That brought me to the sixth term, the rule of law – hard vs soft accountability – which is remarkably missing from most of the discussion of accountability in the field of health, even though corruption is rampant.
I’d like flag just two issues:
Reluctance to address corruption
Many of those working in the Social Accountability field are reluctant to address corruption in contexts where constructive engagement is widely understood as conflict avoidance and where tackling corruption is inherently messy. This is a problem and I wonder how we might address it.
Legal accountability is political constructed
“What counts” as legal accountability is politically constructed in a context in which behaviors and those pursuing such behaviors, are considered illegal are both contested and contingent.
For example, the US prison-industrial complex depends on hyper-upwards accountability in which certain kinds of non-violent behavior, such as recreational drug possession, are criminalized because of their ostensible health effects.
At the same time, other kinds of anti-public health activities are not criminalized, such as big pharma pushing opiod addiction or big tobacco infiltrating the process of implementing a global tobacco control treaty, not to mention contradictions such as active government support for research and health services linked diabetes and obesity whilst at the same time subsidising the production of high fructose corn syrup.
On the positive side, the progress of anti-tobacco campaigns and the decriminalization of some non-alcohol recreational drugs also shows the degree to which criminalization of behaviors based on claimed health effects can be politically contested.
7) Action strategists
For one last example of politically constructed discourse, I suggest that the dilemma of how to construct more balanced researcher-practitioner dialogue calls for a new term.
The problem is that the term “practitioner” has lots of implicit baggage. It denotes a division of labor between thinkers and doers, between those who control definitions of legitimate evidence and those whose voice and testimony are rendered to the “anecdotal” category.
To address this, I would like to propose a new term: action strategist.
This would describe civil society thinkers and policy reformers who are directly engaged with transforming governance by promoting citizen action from both above and below.
The basic proposition behind our new little startup research center, the Accountability Research Center, is that action-strategists should be at the center of informing research agendas in the emerging field of what in a few years many be recognised as accountability studies.
To sum up…
Let’s search for terms that do a better job of communicating the key steps on the path to accountability-building.
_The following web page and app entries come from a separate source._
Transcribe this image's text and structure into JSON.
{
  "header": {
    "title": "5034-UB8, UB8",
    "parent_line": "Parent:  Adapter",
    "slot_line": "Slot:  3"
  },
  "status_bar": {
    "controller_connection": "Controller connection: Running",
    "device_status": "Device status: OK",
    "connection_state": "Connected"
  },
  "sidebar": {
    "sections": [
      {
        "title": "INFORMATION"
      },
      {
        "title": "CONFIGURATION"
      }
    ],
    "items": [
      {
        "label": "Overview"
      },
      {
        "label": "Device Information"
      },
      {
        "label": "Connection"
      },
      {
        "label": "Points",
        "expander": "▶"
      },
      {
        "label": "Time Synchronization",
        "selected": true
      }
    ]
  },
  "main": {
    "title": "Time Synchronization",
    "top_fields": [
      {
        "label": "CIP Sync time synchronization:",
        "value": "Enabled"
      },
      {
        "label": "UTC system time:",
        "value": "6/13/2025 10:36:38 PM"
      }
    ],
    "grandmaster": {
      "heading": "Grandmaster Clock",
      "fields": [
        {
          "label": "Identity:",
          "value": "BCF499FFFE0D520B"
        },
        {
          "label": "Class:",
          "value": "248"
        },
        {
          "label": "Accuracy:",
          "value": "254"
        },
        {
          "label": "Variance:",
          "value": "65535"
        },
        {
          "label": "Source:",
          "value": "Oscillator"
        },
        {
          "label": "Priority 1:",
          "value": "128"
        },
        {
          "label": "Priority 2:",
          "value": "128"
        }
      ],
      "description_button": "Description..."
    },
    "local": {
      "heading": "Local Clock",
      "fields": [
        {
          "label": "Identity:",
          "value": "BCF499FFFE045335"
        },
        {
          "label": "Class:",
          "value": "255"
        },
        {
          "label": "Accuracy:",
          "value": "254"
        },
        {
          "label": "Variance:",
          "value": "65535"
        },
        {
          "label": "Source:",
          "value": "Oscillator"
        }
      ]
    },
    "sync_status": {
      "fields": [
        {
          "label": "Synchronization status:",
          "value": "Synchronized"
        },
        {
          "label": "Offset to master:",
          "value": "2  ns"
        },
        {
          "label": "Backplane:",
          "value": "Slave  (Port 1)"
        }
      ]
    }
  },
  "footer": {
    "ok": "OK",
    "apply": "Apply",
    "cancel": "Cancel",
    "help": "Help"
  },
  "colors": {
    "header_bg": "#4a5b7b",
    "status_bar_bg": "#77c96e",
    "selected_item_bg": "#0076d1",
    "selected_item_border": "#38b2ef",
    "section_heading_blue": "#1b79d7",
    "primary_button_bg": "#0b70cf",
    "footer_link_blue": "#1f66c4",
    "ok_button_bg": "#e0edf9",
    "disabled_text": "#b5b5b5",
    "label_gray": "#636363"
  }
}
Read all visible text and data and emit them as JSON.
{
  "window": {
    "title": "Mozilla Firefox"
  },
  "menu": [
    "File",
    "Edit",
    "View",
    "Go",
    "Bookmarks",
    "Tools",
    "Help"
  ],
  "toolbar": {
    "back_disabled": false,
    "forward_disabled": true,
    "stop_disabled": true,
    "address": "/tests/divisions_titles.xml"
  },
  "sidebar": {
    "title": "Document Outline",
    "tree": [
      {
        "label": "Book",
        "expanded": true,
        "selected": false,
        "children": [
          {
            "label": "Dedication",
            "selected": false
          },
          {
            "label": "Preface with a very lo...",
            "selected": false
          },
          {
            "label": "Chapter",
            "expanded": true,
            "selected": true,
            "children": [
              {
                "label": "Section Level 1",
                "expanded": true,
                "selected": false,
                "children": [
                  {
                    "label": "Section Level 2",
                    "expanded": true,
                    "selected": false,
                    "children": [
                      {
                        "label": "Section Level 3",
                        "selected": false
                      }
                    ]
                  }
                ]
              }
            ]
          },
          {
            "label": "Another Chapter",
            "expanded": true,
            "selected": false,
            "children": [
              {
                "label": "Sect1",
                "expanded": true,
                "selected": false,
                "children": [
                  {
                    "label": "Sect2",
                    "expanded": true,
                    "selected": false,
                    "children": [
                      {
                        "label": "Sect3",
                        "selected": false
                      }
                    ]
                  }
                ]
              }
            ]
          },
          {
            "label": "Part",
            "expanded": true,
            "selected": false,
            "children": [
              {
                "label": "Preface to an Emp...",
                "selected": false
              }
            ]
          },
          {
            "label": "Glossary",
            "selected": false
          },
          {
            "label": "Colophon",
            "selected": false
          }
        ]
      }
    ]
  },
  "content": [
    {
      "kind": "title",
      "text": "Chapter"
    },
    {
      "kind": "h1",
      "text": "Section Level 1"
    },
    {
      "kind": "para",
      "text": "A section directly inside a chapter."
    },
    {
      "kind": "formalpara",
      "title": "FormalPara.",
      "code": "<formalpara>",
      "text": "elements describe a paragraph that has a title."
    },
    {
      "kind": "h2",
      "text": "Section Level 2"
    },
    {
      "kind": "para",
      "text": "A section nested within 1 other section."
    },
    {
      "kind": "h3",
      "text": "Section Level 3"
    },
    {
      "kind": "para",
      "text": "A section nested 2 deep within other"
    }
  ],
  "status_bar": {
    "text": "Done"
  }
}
This involves conceptual translation rather than linguistic translation of conventional terms which often come with a lot of baggage.
This suggests a two track approach:
- Search within popular cultures to reappropriate existing terms or phrases, possibly even from private sphere that can make sense in the public sphere.
- Unleash our creativity to invent new discourses that both communicate ideas about public accountability and have the potential to go viral because they crystallize and resonate with common sense and effectively strike a nerve.
Image: Indigenous health rights defenders in Guatemala. Credit: CEGSS